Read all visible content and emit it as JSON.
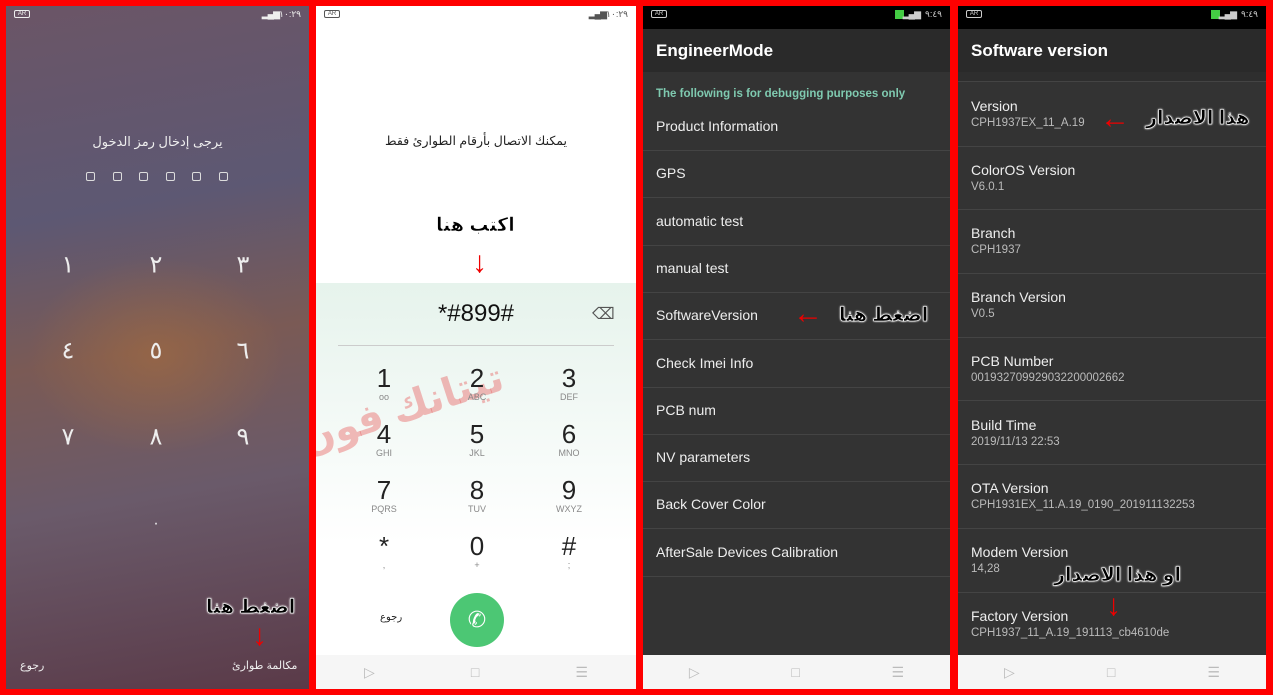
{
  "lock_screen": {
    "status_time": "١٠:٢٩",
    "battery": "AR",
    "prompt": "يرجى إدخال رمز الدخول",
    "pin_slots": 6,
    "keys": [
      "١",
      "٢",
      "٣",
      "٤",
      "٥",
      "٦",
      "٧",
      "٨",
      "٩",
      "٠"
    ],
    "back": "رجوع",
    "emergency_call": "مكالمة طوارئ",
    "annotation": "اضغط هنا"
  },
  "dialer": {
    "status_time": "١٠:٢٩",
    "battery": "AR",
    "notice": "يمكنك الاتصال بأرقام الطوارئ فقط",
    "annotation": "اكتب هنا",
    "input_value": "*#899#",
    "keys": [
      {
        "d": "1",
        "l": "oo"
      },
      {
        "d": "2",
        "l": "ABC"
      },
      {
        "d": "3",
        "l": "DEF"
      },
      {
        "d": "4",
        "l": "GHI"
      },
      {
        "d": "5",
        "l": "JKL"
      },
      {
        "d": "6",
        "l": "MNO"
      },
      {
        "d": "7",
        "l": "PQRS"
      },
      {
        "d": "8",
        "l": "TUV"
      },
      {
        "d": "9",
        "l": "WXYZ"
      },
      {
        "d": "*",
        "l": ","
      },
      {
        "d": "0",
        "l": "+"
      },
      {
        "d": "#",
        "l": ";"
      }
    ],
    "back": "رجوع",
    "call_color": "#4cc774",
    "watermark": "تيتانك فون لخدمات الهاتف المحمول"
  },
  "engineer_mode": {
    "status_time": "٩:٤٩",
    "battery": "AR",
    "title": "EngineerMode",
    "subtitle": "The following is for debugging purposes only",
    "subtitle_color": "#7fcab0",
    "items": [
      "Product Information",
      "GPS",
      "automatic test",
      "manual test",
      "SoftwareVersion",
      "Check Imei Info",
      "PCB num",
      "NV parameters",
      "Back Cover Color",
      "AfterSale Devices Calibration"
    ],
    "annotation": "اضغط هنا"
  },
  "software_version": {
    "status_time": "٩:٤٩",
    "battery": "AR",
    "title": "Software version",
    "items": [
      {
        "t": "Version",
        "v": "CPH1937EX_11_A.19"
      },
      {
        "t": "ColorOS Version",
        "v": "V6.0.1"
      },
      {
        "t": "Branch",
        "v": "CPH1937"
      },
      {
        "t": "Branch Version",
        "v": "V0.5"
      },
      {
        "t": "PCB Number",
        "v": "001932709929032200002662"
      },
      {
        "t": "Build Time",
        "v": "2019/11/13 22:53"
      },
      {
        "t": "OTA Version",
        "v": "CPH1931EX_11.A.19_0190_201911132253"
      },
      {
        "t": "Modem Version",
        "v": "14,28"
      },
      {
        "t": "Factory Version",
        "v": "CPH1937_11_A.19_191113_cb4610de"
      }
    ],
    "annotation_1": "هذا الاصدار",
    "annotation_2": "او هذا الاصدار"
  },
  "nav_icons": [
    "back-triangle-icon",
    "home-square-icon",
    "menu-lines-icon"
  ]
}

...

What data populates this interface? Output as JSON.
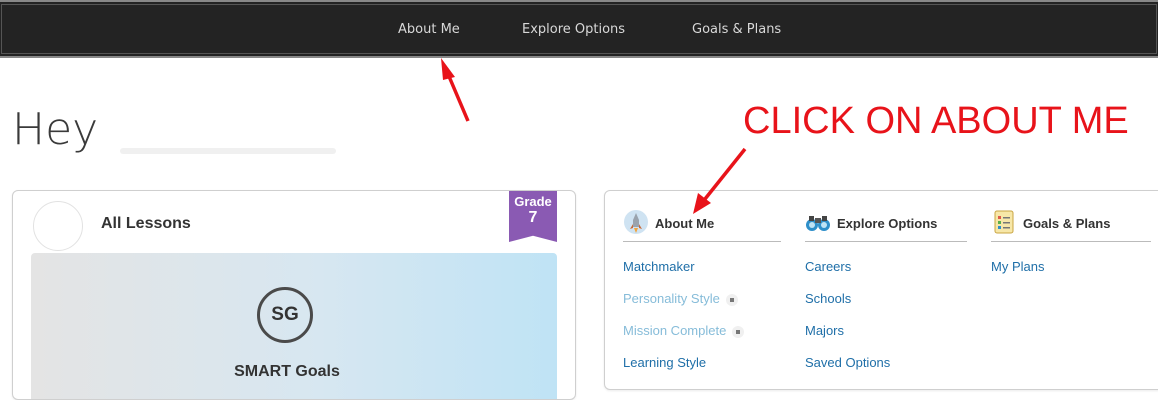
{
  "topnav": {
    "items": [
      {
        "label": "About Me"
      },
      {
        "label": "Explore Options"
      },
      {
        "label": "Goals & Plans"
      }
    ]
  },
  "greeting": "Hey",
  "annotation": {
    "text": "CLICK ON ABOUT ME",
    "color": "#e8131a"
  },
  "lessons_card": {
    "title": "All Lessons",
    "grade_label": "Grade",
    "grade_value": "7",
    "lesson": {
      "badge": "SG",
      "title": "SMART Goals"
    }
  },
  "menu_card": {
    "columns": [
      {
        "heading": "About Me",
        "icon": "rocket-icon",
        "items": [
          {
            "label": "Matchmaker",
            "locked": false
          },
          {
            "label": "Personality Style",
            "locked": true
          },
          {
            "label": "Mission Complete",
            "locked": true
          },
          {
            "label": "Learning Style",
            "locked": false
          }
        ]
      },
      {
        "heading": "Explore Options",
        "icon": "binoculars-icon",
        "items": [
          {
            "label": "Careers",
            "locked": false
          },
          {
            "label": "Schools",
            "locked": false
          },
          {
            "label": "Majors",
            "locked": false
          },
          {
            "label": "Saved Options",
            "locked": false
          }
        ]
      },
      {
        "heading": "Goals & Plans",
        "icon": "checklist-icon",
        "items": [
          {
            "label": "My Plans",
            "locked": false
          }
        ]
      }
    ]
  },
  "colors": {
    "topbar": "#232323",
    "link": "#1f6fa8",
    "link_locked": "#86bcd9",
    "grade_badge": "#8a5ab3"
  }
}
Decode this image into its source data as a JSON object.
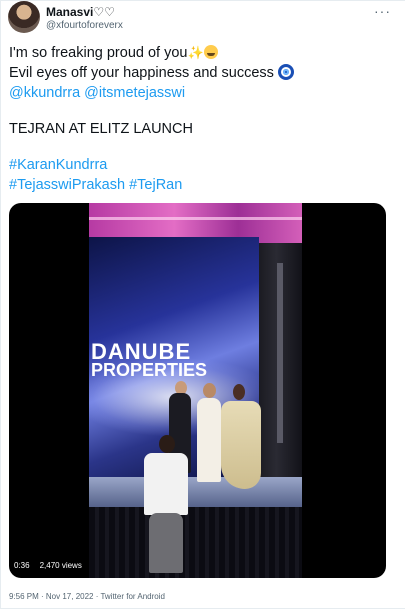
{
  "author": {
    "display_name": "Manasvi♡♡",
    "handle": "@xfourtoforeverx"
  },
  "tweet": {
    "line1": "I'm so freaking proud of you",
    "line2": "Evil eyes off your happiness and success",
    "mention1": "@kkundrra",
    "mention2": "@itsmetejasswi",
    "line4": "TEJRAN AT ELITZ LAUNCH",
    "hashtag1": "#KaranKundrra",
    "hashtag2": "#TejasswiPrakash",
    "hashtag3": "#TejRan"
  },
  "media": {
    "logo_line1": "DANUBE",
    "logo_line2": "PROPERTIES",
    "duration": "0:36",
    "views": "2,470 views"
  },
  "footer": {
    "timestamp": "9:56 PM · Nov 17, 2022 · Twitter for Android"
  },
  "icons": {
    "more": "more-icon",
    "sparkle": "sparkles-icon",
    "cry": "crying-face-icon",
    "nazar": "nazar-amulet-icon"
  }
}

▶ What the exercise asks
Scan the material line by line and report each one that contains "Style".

▶ Answer to the problem
            "label": "Personality Style",
            "label": "Learning Style",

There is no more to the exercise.